Instead, we perform some algebraic manipulations: $$$\frac{{\frac{{1}}{{{{\cos}}^{{2}}{\left({x}\right)}}}-{1}}}{{{\cos{{\left({x}\right)}}}-{1}}}=\frac{{{1}-{{\cos}}^{{2}}{\left({x}\right)}}}{{{{\cos}}^{{2}}{\left({x}\right)}{\left({1}-{\cos{{\left({x}\right)}}}\right)}}}=\frac{{{\left({1}-{\cos{{\left({x}\right)}}}\right)}{\left({1}+{\cos{{\left({x}\right)}}}\right)}}}{{{{\cos}}^{{2}}{\left({x}\right)}{\left({1}-{\cos{{\left({x}\right)}}}\right)}}}=\frac{{{1}+{\cos{{\left({x}\right)}}}}}{{{{\cos}}^{{2}}{\left({x}\right)}}}$$$.

So, $$$\lim_{{{x}\to{0}}}\frac{{\frac{{1}}{{{{\cos}}^{{2}}{\left({x}\right)}}}-{1}}}{{{1}-{\cos{{\left({x}\right)}}}}}=\lim_{{{x}\to{0}}}\frac{{{1}+{\cos{{\left({x}\right)}}}}}{{{{\cos}}^{{2}}{\left({x}\right)}}}=\frac{{{1}+{\cos{{\left({0}\right)}}}}}{{\cos{{\left({0}\right)}}}}={2}$$$.

So, the algebraic manipulations saved us time and effort.

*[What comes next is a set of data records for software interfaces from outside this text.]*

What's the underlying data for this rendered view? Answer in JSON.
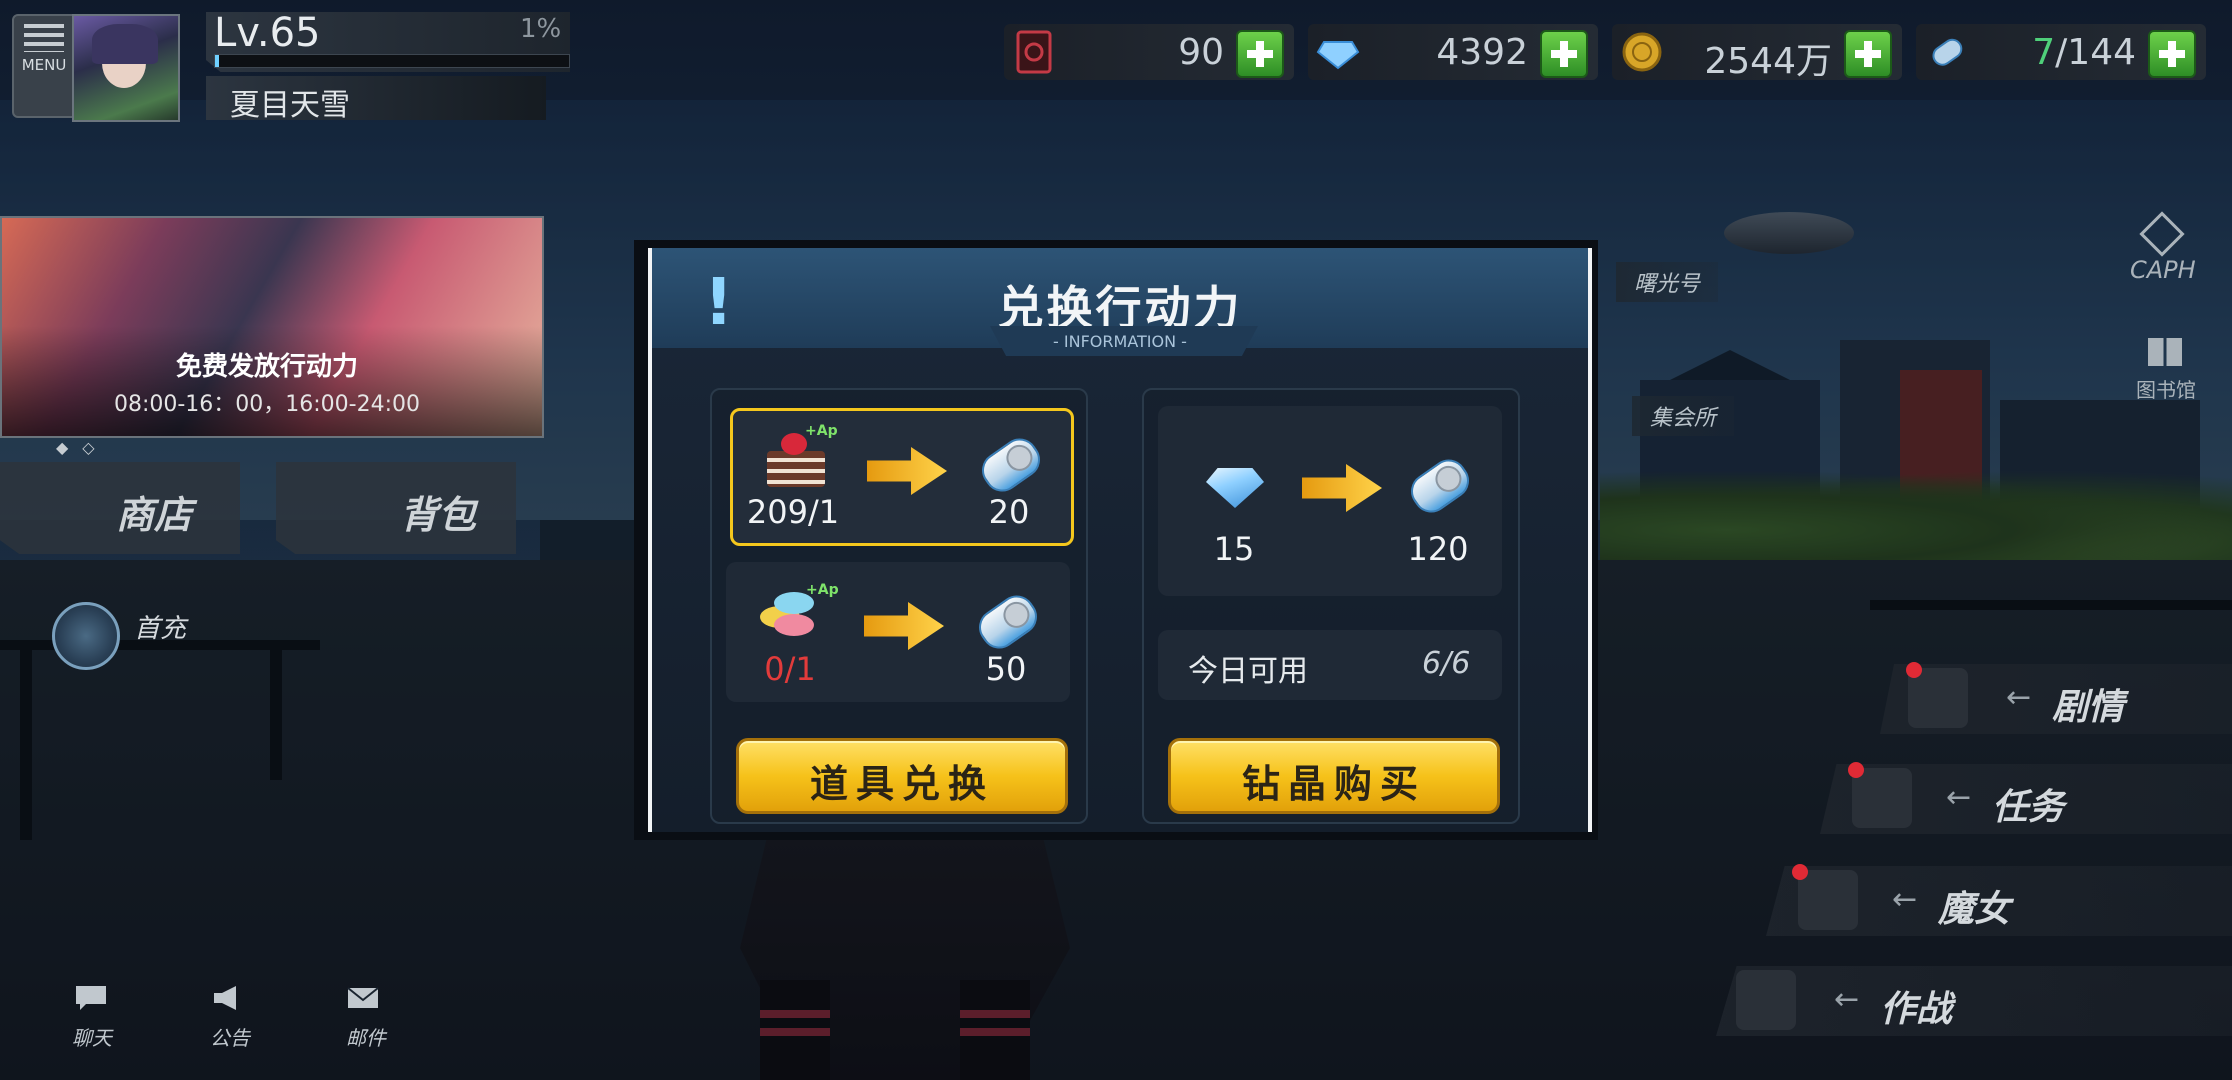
{
  "header": {
    "menu_label": "MENU",
    "level": "Lv.65",
    "exp_percent_label": "1%",
    "exp_fraction": 0.01,
    "player_name": "夏目天雪"
  },
  "resources": [
    {
      "icon": "stamina-card-icon",
      "value": "90"
    },
    {
      "icon": "diamond-icon",
      "value": "4392"
    },
    {
      "icon": "gold-coin-icon",
      "value": "2544万"
    },
    {
      "icon": "ap-ticket-icon",
      "value_current": "7",
      "value_max": "/144"
    }
  ],
  "banner": {
    "title": "免费发放行动力",
    "time": "08:00-16：00，16:00-24:00"
  },
  "left_nav": {
    "shop_label": "商店",
    "bag_label": "背包",
    "first_recharge_label": "首充"
  },
  "bottom_nav": {
    "chat_label": "聊天",
    "notice_label": "公告",
    "mail_label": "邮件"
  },
  "right_nav": {
    "caph_label": "CAPH",
    "library_label": "图书馆",
    "place_dawn": "曙光号",
    "place_gathering": "集会所",
    "story_label": "剧情",
    "quest_label": "任务",
    "witch_label": "魔女",
    "battle_label": "作战"
  },
  "modal": {
    "title": "兑换行动力",
    "subtitle": "- INFORMATION -",
    "item_exchange": [
      {
        "item": "cake-item-icon",
        "ap_tag": "+Ap",
        "count": "209/1",
        "reward": "20"
      },
      {
        "item": "macaron-item-icon",
        "ap_tag": "+Ap",
        "count": "0/1",
        "reward": "50"
      }
    ],
    "diamond_exchange": {
      "cost": "15",
      "reward": "120"
    },
    "today_label": "今日可用",
    "today_value": "6/6",
    "item_button": "道具兑换",
    "diamond_button": "钻晶购买"
  },
  "colors": {
    "accent_gold": "#f4c71d",
    "plus_green": "#4fb63a",
    "insufficient_red": "#e23b3b",
    "ap_green": "#7fe36a"
  }
}
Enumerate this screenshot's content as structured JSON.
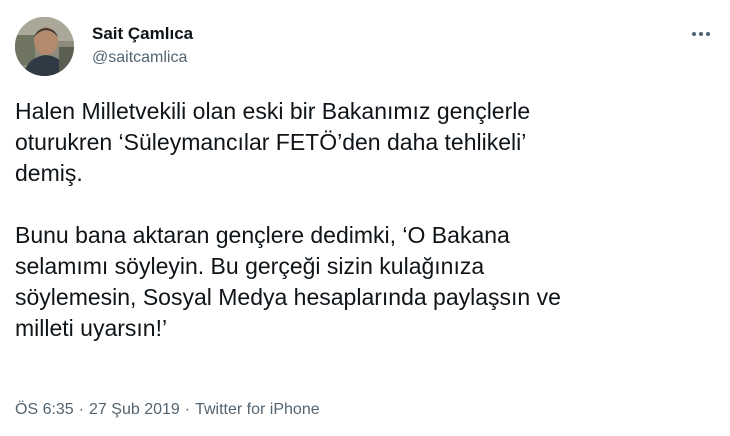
{
  "author": {
    "display_name": "Sait Çamlıca",
    "handle": "@saitcamlica"
  },
  "menu_icon": "more-horizontal-icon",
  "tweet": {
    "paragraphs": [
      "Halen Milletvekili olan eski bir Bakanımız gençlerle\noturukren ‘Süleymancılar FETÖ’den daha tehlikeli’\ndemiş.",
      "Bunu bana aktaran gençlere dedimki, ‘O Bakana\nselamımı söyleyin. Bu gerçeği sizin kulağınıza\nsöylemesin, Sosyal Medya hesaplarında paylaşsın ve\nmilleti uyarsın!’"
    ]
  },
  "meta": {
    "time": "ÖS 6:35",
    "date": "27 Şub 2019",
    "source": "Twitter for iPhone",
    "separator": "·"
  },
  "colors": {
    "text": "#0f1419",
    "secondary": "#536471"
  }
}
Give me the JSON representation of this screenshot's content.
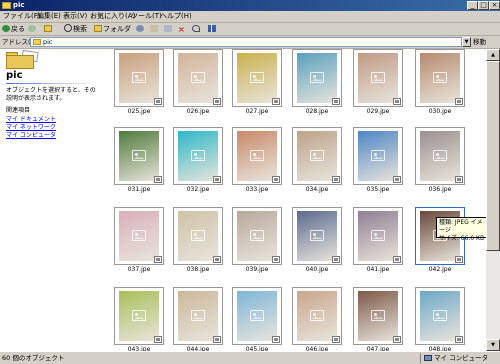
{
  "window": {
    "title": "pic"
  },
  "menu": [
    "ファイル(F)",
    "編集(E)",
    "表示(V)",
    "お気に入り(A)",
    "ツール(T)",
    "ヘルプ(H)"
  ],
  "toolbar": {
    "back": "戻る",
    "search": "検索",
    "folders": "フォルダ"
  },
  "address": {
    "label": "アドレス(D)",
    "value": "pic",
    "go": "移動"
  },
  "left_pane": {
    "title": "pic",
    "description": "オブジェクトを選択すると、その説明が表示されます。",
    "related_heading": "関連項目",
    "links": [
      "マイ ドキュメント",
      "マイ ネットワーク",
      "マイ コンピュータ"
    ]
  },
  "files": [
    {
      "name": "025.jpe",
      "c": "#c8a07c"
    },
    {
      "name": "026.jpe",
      "c": "#d2b49a"
    },
    {
      "name": "027.jpe",
      "c": "#c9b14e"
    },
    {
      "name": "028.jpe",
      "c": "#5aa0be"
    },
    {
      "name": "029.jpe",
      "c": "#bf9a84"
    },
    {
      "name": "030.jpe",
      "c": "#b88a6e"
    },
    {
      "name": "031.jpe",
      "c": "#4f7a3a"
    },
    {
      "name": "032.jpe",
      "c": "#2fb8c8"
    },
    {
      "name": "033.jpe",
      "c": "#c98a6a"
    },
    {
      "name": "034.jpe",
      "c": "#bca38a"
    },
    {
      "name": "035.jpe",
      "c": "#4f86c6"
    },
    {
      "name": "036.jpe",
      "c": "#9a9190"
    },
    {
      "name": "037.jpe",
      "c": "#d8b0b8"
    },
    {
      "name": "038.jpe",
      "c": "#cfc2a6"
    },
    {
      "name": "039.jpe",
      "c": "#b8a89a"
    },
    {
      "name": "040.jpe",
      "c": "#5b6b8f"
    },
    {
      "name": "041.jpe",
      "c": "#8f7f92"
    },
    {
      "name": "042.jpe",
      "c": "#6a4a3a"
    },
    {
      "name": "043.jpe",
      "c": "#a8c05a"
    },
    {
      "name": "044.jpe",
      "c": "#cbb89a"
    },
    {
      "name": "045.jpe",
      "c": "#7fb6d8"
    },
    {
      "name": "046.jpe",
      "c": "#c9a68c"
    },
    {
      "name": "047.jpe",
      "c": "#7e5a4a"
    },
    {
      "name": "048.jpe",
      "c": "#6fa8c8"
    }
  ],
  "tooltip": {
    "type": "種類: JPEG イメージ",
    "size": "サイズ: 66.6 KB"
  },
  "status": {
    "count": "60 個のオブジェクト",
    "zone": "マイ コンピュータ"
  }
}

Let's do our final example.

Example 8. Calculate $$$\lim_{{{x}\to{0}}}\frac{{{x}{{e}}^{{{2}{x}}}+{x}{{e}}^{{x}}-{2}{{e}}^{{{2}{x}}}+{2}{{e}}^{{x}}}}{{{{\left({{e}}^{{x}}-{1}\right)}}^{{3}}}}$$$.

Applying L'Hopital's rule a couple of times and simplifying the result between the applications gives:

$$$\lim_{{{x}\to{0}}}\frac{{{x}{{e}}^{{{2}{x}}}+{x}{{e}}^{{x}}-{2}{{e}}^{{{2}{x}}}+{2}{{e}}^{{x}}}}{{{{\left({{e}}^{{x}}-{1}\right)}}^{{3}}}}=\lim_{{{x}\to{0}}}\frac{{{{e}}^{{{2}{x}}}+{2}{x}{{e}}^{{{2}{x}}}+{{e}}^{{x}}+{x}{{e}}^{{x}}-{4}{{e}}^{{{2}{x}}}+{2}{{e}}^{{x}}}}{{{3}{{e}}^{{x}}{{\left({{e}}^{{x}}-{1}\right)}}^{{2}}}}=$$$

$$$=\lim_{{{x}\to{0}}}\frac{{{2}{x}{{e}}^{{x}}-{3}{{e}}^{{x}}+{3}+{x}}}{{{3}{{\left({{e}}^{{x}}-{1}\right)}}^{{2}}}}=$$$

$$$=\lim_{{{x}\to{0}}}\frac{{{2}{{e}}^{{x}}+{2}{x}{{e}}^{{x}}-{3}{{e}}^{{x}}+{1}}}{{{6}{{e}}^{{x}}{\left({{e}}^{{x}}-{1}\right)}}}=\lim_{{{x}\to{0}}}\frac{{{2}{x}-{1}+{{e}}^{{-{x}}}}}{{{6}{\left({{e}}^{{x}}-{1}\right)}}}=\lim_{{{x}\to{0}}}\frac{{{2}-{{e}}^{{-{x}}}}}{{{6}{{e}}^{{x}}}}=\frac{{1}}{{6}}$$$.